In 2003, I learned I was HIV-positive on a return visit to Zambia. In that moment I felt entirely hopeless as my mother had just recently passed away, too. I had the support of my family and those that I worked with, but no guarantee for my future.
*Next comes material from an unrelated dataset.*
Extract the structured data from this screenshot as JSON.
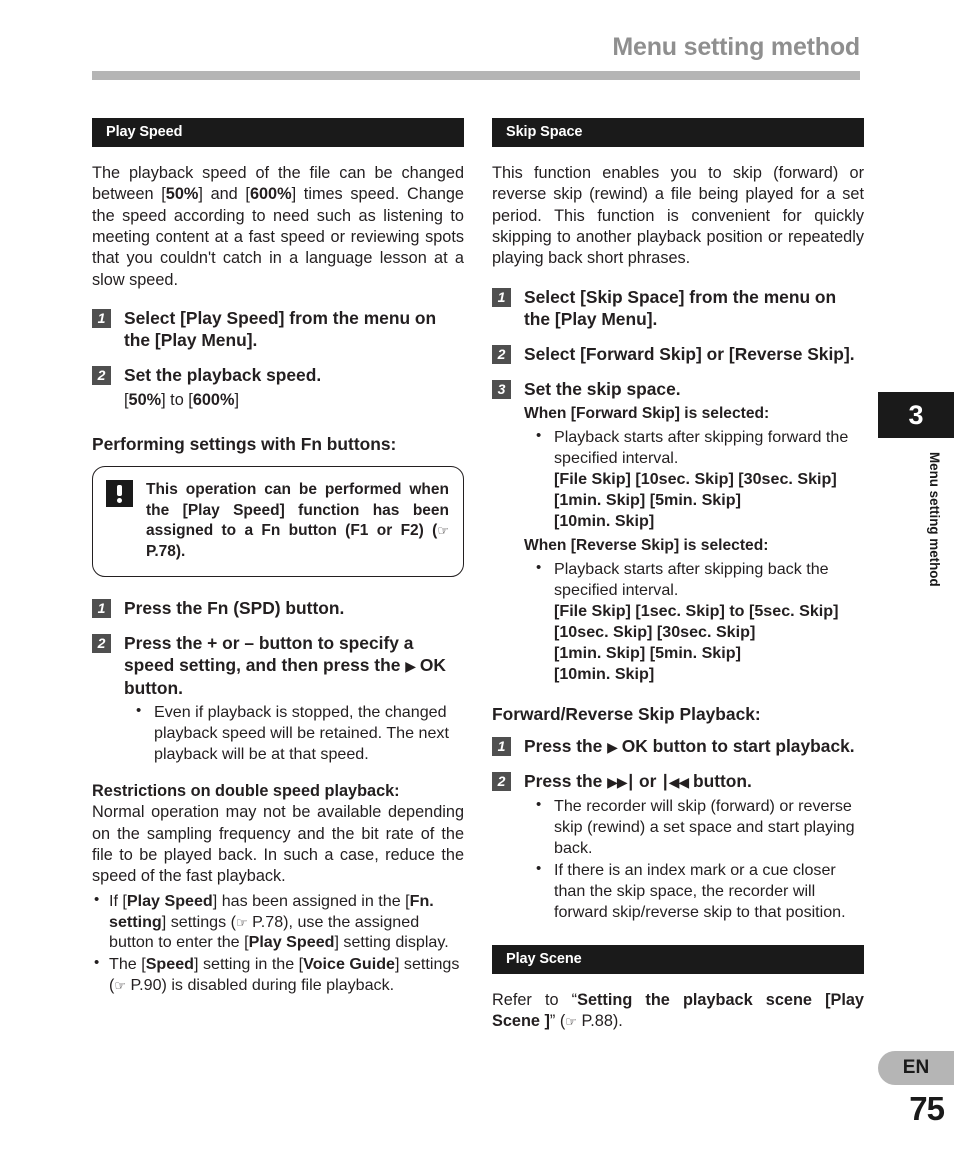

Would I, too, be part of the lost generation in Zambia?
The new CDC guidelines build on a review of the data from several studies in recent years that showed that HIV-uninfected individuals who take specific antiretroviral medications -- a practice known as pre-exposure chemoprophylaxis (aka "PrEP") -- could significantly lower their risk of becoming infected.
Fighting amongst ourselves does nothing to advance the discussion and bring greater clarity to ending HIV. MIchael Weinstein's comments about Truvada being a "party drug" may have been flippant and imprecise, but in that sense he is no guiltier than those who flatly promote PrEP as "90- to 99-percent effective" without clarifying that such rates of risk reduction are hypothetical.